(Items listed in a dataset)
★ ★ ★ ★

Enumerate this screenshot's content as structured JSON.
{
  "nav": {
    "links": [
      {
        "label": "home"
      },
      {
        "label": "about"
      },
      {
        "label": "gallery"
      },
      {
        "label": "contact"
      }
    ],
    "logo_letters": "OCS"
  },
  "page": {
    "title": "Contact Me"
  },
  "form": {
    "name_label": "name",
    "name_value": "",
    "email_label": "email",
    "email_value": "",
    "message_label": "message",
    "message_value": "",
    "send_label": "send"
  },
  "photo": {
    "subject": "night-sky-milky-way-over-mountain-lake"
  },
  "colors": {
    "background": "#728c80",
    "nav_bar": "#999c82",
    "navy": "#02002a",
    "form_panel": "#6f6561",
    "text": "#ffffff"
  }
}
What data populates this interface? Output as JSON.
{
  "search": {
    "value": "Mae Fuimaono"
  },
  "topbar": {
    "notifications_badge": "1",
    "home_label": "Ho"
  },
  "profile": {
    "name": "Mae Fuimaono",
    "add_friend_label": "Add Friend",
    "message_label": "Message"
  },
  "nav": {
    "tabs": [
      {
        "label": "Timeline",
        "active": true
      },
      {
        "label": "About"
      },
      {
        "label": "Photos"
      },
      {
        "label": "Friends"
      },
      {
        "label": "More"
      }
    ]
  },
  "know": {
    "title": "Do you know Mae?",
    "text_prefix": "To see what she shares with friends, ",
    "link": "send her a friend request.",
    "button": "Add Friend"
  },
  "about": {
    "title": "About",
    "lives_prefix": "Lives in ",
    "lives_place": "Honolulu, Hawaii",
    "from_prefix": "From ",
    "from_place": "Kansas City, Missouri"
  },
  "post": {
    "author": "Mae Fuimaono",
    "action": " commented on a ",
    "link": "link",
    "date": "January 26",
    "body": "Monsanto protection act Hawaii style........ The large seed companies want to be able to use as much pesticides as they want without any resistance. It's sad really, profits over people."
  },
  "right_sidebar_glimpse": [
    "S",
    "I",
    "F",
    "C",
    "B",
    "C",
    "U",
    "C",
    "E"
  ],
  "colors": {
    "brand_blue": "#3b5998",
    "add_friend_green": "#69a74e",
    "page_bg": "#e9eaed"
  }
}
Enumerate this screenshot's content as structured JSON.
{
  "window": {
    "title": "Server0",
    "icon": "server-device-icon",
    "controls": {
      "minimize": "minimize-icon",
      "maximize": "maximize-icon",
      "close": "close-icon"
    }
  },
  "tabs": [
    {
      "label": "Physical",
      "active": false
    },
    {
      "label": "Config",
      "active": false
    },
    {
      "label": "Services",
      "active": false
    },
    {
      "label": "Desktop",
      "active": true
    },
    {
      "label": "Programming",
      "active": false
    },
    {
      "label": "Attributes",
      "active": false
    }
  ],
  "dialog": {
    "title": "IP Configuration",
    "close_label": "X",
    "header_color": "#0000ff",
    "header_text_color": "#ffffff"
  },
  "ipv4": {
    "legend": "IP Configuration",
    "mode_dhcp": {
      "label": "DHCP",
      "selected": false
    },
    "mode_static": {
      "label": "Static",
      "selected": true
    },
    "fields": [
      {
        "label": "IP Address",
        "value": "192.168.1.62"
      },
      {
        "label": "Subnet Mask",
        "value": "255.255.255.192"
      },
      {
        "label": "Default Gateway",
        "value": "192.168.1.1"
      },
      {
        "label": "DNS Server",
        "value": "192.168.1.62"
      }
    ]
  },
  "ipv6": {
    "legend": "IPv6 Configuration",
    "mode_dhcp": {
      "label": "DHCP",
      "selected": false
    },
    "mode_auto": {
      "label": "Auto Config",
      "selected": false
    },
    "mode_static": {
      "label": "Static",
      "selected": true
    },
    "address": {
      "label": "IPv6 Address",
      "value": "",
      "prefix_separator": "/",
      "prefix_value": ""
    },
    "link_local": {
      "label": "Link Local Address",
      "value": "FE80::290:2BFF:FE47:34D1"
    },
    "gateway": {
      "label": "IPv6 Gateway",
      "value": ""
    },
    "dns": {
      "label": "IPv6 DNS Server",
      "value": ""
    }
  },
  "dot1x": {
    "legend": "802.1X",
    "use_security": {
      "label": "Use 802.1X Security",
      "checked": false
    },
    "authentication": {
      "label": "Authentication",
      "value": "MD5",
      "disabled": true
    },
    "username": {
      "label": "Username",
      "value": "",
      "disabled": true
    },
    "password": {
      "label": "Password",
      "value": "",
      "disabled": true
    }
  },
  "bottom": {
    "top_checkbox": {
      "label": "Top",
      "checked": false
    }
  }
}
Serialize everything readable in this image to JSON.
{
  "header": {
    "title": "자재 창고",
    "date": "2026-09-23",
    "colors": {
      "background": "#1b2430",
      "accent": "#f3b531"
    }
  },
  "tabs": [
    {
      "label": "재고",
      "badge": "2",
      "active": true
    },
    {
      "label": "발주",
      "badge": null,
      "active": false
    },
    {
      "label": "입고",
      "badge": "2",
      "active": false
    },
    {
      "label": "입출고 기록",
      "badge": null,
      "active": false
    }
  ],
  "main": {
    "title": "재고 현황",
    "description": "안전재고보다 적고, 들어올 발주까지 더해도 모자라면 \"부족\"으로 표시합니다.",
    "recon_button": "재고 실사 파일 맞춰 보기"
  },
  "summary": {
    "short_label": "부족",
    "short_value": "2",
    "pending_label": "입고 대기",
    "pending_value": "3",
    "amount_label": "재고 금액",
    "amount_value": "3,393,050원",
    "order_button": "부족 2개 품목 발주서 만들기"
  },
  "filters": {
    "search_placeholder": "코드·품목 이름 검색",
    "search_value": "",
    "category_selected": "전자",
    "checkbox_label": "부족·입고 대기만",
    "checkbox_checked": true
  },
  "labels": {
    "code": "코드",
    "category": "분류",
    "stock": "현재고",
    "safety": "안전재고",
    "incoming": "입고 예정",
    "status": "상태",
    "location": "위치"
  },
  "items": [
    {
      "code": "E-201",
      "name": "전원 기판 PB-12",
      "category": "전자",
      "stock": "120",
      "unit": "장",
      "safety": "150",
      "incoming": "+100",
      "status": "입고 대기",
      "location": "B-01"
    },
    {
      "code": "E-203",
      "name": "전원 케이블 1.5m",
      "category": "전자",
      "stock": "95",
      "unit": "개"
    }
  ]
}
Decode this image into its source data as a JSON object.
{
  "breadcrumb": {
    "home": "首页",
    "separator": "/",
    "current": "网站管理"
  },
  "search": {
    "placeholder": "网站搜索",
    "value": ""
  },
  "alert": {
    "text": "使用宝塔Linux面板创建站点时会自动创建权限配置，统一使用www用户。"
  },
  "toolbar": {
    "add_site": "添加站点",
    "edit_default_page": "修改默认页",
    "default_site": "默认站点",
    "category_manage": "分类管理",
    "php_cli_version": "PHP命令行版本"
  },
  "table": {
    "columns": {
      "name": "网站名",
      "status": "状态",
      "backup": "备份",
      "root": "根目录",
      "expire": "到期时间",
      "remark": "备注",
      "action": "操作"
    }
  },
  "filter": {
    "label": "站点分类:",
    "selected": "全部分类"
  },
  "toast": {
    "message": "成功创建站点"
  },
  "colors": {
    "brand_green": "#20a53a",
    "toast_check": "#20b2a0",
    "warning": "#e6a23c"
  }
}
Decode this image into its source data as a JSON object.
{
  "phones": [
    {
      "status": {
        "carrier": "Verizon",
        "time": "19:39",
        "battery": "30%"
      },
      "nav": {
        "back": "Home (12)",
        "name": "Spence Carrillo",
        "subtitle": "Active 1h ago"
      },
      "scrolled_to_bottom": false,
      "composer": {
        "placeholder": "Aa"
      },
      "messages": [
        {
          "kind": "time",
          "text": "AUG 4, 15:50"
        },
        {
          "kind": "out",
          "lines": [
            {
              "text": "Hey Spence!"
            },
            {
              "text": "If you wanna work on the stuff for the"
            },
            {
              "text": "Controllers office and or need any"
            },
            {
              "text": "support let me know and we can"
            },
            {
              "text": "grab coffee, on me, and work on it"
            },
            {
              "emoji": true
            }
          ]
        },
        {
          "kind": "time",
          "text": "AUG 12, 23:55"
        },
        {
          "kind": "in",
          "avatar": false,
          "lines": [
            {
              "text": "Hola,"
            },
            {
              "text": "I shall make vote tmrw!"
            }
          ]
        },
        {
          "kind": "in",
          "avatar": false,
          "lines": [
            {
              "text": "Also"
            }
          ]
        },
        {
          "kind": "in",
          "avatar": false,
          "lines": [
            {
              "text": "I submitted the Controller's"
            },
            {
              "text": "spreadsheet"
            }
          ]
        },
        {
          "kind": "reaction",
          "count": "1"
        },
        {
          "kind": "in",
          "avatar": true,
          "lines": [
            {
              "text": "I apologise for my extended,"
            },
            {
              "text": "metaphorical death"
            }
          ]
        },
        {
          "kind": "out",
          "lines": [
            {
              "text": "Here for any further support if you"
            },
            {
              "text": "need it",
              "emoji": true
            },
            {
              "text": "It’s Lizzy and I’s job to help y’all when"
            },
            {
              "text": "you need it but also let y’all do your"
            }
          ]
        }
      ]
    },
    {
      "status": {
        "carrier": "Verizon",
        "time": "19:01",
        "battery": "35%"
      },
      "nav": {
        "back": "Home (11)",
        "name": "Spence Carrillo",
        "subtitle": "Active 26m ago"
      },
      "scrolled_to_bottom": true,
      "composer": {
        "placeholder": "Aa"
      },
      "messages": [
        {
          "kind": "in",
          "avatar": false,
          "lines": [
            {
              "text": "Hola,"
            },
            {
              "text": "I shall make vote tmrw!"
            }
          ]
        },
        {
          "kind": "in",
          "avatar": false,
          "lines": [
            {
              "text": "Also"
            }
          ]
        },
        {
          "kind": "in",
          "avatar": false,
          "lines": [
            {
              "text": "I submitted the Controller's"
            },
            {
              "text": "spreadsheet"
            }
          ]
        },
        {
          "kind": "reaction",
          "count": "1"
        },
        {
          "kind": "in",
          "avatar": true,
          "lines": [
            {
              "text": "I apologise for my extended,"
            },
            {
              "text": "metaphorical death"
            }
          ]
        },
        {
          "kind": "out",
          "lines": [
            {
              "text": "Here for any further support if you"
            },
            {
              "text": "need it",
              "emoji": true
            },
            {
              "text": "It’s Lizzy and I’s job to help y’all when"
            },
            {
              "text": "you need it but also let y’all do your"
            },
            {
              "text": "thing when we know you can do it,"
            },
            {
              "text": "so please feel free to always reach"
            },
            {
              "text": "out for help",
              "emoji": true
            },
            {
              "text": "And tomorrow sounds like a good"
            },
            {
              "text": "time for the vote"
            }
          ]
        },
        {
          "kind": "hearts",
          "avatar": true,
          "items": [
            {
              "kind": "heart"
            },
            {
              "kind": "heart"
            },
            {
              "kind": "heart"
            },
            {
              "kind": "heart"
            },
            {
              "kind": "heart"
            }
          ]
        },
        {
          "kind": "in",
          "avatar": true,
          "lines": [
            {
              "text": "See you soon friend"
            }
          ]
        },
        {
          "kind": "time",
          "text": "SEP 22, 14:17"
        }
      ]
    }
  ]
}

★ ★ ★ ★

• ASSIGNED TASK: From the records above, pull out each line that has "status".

• EXERCISE RESPONSE:
    "status": "상태",
      "status": "입고 대기",
      "status": "状态",
      "status": {
      "status": {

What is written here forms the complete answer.